Get the information that the public provided. You can make public record requests to get all the written comments offered on an issue. Sometimes, agencies or legislatures will publish those comments on their websites. You can also request hearing recordings or transcripts. Doing this can help you see what other people think about the proposal, give you the names of people who agree with your position, and get a statement from the agency staff about what the proposal will or will not do.

Get the government’s response. Often, if there is a formal comment period (like on a proposed rule), state agencies will have to respond in writing to the public comments. They usually have a set period (like 30 days) to do so. This does not mean they have to respond to every comment individually, but they should have to provide at least a summary that responds in general to the comments. You can get the response through a public records request. If the legislature was involved, the legislators probably do not have to respond in writing, but you can see what legislators said in response at public meetings through recordings or transcripts of those meetings.

Figure out if the government changed the policy, rule, or contract. It is possible that the government took the public comments seriously and changed something in response. The government will usually publish this information in the final rule, contract, or policy, but it might not be obvious. Try to find out if this happened by finding the final rule, contract, or policy. Then, compare it to the original proposed rule, contract, or policy to see if there was a change that addressed your concerns.

Keep fighting if needed

Although it is possible that the government will change its position in response to public comments, it is unlikely that the change really answers your main concerns. So, you may have to keep fighting through public education campaigns, group actions, lawsuits, or other tactics. But your efforts so far are not wasted. You probably got good information about what is happening. You gave the government information about your concerns and pointed out the risks (in some cases, your public comments might form the basis for a lawsuit). You might have started letting legislators and the media know about the issue. And you started making new relationships. These are all steps to build on.


This guide covers a lot of possible tactics you can use in your advocacy. There is no one-size-fits-all approach, and we are not recommending or encouraging any specific action. Consider what is right for your situation and try it out. Please let us know how your tactics work out and share ideas for improving this guide by contacting us.
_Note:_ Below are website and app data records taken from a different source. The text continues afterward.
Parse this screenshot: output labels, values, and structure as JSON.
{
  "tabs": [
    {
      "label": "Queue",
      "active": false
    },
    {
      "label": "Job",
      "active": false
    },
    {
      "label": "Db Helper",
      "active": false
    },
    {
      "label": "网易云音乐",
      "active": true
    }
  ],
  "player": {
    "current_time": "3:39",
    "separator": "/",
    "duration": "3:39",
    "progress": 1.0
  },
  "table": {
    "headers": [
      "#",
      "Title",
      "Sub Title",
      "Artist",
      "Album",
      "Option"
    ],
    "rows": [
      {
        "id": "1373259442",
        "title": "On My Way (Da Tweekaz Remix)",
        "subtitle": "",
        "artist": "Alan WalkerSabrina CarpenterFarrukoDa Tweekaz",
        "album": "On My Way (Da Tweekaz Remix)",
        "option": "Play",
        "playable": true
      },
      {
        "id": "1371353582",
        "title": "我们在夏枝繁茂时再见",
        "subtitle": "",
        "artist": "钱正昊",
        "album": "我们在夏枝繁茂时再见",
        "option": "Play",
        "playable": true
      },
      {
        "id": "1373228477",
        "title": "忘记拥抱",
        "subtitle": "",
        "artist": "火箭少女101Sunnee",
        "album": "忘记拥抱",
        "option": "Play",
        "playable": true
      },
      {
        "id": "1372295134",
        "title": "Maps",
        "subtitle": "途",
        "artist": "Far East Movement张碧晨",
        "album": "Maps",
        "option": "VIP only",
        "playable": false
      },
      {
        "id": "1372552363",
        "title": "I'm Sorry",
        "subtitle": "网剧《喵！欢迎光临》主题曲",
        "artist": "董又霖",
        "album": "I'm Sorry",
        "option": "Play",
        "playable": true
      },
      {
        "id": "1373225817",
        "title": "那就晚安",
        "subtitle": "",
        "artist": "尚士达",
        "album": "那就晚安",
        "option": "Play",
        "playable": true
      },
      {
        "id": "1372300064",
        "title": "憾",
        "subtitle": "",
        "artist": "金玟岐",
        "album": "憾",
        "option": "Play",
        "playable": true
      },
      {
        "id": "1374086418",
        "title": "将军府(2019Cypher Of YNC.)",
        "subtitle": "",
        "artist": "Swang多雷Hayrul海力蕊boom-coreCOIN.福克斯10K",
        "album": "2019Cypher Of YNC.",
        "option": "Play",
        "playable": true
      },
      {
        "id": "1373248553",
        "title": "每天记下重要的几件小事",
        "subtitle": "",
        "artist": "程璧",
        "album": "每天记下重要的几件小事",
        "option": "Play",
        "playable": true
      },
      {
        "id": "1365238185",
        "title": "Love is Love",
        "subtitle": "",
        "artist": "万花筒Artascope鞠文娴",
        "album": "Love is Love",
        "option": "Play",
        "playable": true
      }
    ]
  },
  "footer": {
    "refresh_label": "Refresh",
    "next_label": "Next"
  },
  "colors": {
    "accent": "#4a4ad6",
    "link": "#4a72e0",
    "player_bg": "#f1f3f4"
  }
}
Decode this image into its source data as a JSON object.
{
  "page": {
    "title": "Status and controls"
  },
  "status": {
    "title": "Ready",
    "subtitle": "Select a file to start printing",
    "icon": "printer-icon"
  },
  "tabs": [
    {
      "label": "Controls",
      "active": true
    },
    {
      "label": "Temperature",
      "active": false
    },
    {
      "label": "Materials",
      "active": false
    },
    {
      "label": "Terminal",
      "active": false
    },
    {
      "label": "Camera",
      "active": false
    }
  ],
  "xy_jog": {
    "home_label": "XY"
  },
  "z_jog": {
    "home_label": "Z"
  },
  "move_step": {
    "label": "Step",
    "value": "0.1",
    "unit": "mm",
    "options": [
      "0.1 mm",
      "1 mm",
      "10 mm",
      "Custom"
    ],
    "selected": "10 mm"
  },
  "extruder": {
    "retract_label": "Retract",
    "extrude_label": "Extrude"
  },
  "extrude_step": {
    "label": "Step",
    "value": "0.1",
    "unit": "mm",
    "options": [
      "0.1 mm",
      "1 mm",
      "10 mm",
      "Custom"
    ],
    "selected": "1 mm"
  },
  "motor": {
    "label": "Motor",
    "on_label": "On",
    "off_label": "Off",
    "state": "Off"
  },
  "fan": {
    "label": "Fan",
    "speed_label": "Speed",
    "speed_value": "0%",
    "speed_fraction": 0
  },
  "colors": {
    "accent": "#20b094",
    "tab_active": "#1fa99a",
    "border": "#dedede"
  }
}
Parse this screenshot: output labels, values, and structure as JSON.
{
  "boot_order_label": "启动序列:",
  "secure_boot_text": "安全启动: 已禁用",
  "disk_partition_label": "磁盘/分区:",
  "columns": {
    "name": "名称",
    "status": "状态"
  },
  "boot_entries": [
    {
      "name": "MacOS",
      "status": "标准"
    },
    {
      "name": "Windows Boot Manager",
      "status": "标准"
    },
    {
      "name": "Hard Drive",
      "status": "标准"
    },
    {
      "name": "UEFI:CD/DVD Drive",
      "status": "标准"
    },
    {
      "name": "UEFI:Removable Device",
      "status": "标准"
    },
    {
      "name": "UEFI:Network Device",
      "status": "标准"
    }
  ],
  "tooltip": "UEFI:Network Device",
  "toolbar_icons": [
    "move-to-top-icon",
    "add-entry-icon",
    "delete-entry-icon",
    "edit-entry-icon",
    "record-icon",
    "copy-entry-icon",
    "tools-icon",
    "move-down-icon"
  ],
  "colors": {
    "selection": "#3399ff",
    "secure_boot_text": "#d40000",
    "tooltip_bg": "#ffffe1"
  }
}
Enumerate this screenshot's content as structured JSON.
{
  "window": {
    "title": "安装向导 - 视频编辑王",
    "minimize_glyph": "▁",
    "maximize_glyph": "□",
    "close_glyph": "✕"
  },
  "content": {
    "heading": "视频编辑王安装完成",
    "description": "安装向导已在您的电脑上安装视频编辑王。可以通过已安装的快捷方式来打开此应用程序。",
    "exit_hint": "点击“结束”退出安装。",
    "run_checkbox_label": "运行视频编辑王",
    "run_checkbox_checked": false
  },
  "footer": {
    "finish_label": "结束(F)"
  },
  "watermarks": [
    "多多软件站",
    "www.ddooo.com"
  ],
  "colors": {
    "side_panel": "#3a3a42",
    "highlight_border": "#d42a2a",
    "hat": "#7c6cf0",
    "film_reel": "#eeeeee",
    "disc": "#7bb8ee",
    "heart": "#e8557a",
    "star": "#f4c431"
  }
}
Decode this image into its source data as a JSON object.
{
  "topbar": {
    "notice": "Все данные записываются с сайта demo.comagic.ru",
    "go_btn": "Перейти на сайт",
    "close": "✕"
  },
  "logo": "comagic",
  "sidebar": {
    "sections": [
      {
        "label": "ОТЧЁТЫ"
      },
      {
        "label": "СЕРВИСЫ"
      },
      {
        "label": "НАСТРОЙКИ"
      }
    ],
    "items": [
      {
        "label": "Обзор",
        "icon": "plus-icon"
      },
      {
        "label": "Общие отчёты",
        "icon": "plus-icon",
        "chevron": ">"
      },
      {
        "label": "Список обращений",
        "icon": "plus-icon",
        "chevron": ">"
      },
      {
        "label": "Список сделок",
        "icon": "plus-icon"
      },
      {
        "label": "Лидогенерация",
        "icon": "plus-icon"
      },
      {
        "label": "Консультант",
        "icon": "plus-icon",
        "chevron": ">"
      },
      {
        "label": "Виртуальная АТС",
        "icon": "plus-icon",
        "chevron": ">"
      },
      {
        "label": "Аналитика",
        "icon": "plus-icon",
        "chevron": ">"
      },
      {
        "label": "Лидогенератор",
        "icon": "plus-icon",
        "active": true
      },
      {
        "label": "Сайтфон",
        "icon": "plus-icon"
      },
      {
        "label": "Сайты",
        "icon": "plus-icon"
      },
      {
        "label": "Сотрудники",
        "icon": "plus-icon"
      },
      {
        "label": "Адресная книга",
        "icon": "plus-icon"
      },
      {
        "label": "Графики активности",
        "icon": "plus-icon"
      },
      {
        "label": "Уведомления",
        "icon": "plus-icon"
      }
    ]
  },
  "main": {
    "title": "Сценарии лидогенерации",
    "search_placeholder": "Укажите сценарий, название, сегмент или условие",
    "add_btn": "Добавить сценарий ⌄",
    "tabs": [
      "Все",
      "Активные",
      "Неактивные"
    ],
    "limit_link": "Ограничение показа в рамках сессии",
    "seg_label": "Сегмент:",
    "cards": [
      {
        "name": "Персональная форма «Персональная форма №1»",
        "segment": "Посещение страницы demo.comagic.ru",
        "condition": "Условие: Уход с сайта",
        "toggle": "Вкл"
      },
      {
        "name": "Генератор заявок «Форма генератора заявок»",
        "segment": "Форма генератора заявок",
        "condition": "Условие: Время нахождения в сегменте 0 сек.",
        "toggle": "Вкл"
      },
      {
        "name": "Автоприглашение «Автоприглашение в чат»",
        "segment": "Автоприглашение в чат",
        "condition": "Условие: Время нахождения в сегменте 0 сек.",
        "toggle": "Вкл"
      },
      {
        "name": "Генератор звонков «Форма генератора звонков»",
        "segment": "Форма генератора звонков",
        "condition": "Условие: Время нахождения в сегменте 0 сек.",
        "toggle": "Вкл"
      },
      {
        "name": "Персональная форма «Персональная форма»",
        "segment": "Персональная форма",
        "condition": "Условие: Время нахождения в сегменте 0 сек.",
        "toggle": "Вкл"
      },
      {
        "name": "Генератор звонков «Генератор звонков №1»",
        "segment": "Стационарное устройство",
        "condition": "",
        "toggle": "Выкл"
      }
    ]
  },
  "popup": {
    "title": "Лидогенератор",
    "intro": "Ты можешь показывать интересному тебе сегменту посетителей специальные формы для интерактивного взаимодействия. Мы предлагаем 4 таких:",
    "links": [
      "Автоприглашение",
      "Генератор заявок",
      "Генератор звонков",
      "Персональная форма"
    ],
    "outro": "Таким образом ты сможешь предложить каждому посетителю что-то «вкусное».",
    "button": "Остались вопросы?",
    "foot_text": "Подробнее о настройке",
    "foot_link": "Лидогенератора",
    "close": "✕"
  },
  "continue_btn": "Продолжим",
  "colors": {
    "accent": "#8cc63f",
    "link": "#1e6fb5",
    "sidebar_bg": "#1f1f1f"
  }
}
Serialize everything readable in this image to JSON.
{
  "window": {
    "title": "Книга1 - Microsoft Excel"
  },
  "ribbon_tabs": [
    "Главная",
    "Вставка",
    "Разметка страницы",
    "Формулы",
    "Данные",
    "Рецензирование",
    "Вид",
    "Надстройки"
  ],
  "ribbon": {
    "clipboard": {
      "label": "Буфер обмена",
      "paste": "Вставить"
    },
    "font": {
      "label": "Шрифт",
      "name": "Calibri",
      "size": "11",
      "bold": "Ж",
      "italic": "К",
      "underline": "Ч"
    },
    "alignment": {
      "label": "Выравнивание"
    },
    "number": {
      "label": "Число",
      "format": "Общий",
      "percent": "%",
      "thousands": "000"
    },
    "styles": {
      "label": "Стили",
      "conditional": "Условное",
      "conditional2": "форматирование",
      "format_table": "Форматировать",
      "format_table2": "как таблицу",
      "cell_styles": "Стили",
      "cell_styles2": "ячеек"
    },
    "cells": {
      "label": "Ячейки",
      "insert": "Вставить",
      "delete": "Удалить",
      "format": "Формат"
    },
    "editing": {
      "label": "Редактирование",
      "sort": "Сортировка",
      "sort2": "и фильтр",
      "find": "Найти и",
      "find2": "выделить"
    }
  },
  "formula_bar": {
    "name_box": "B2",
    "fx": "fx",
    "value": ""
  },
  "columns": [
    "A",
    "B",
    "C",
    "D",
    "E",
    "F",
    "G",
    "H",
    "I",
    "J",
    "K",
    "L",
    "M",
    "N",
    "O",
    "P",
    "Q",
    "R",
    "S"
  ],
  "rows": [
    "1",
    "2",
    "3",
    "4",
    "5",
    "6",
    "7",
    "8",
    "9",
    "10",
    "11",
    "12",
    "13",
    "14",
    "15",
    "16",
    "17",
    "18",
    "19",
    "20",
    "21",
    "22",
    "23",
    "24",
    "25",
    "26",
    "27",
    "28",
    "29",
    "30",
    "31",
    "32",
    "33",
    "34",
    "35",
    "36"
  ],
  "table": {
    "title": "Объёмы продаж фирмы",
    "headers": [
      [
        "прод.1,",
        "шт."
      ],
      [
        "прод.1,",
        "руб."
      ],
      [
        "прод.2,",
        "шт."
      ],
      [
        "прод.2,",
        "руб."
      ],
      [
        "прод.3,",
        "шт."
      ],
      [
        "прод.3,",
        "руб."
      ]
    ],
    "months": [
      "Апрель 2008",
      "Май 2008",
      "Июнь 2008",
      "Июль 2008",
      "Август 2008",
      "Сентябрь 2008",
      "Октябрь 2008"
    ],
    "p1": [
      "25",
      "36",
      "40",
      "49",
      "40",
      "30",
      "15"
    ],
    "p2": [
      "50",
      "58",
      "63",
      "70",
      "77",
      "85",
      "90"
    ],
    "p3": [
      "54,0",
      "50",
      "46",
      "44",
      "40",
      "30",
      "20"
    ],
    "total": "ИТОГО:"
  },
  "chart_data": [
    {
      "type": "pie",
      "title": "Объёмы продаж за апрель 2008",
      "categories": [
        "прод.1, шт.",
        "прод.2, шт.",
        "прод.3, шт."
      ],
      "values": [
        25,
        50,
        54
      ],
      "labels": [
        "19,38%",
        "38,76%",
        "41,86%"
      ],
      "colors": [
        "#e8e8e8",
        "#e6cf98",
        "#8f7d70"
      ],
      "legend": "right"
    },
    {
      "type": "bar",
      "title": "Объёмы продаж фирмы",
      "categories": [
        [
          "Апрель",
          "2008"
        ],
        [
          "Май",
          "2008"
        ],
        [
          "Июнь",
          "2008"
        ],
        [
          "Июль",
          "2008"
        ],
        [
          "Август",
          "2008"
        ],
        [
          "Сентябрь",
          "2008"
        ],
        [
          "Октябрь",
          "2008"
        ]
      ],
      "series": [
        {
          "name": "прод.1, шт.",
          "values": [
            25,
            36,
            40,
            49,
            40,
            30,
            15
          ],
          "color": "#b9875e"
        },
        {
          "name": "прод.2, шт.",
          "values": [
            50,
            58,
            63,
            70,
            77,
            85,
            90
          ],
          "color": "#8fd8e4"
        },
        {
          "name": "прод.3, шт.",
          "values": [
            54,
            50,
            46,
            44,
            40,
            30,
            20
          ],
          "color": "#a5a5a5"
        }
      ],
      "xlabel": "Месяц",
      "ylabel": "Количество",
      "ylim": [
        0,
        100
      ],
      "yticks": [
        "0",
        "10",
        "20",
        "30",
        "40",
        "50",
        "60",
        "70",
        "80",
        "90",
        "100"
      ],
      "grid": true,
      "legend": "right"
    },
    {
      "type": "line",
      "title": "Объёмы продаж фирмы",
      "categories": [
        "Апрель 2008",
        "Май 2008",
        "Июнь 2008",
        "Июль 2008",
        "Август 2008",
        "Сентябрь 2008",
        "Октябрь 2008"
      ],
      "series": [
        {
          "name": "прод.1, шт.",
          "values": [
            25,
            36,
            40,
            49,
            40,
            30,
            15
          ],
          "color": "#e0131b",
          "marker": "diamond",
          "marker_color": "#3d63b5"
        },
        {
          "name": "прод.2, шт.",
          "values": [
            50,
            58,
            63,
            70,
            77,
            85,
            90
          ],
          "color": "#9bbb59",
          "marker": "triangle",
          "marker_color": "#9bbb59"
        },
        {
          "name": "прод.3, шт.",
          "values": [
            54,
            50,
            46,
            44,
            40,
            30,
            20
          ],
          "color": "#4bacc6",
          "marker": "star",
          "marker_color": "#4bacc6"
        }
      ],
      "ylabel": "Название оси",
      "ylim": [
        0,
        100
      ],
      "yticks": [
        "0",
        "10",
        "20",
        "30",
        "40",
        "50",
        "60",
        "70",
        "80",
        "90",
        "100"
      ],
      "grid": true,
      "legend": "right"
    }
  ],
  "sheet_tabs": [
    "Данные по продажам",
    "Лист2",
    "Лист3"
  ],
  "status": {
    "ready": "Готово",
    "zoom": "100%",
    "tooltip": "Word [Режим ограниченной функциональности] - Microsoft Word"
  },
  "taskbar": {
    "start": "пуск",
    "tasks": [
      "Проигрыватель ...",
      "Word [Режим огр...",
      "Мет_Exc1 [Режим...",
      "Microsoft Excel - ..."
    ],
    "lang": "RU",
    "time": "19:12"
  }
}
Note: If you are an advocate who works for an organization funded by the Legal Services Corporation, these advocacy tactics are still available, but you must consider federal regulations. For a discussion of the applicable regulations and examples of permissible advocacy, please see this article: Soren Dal Rasmussen and Kevin De Liban, Narrating Justice: Client-Centered Media Advocacy, Clearinghouse Community, August 2018.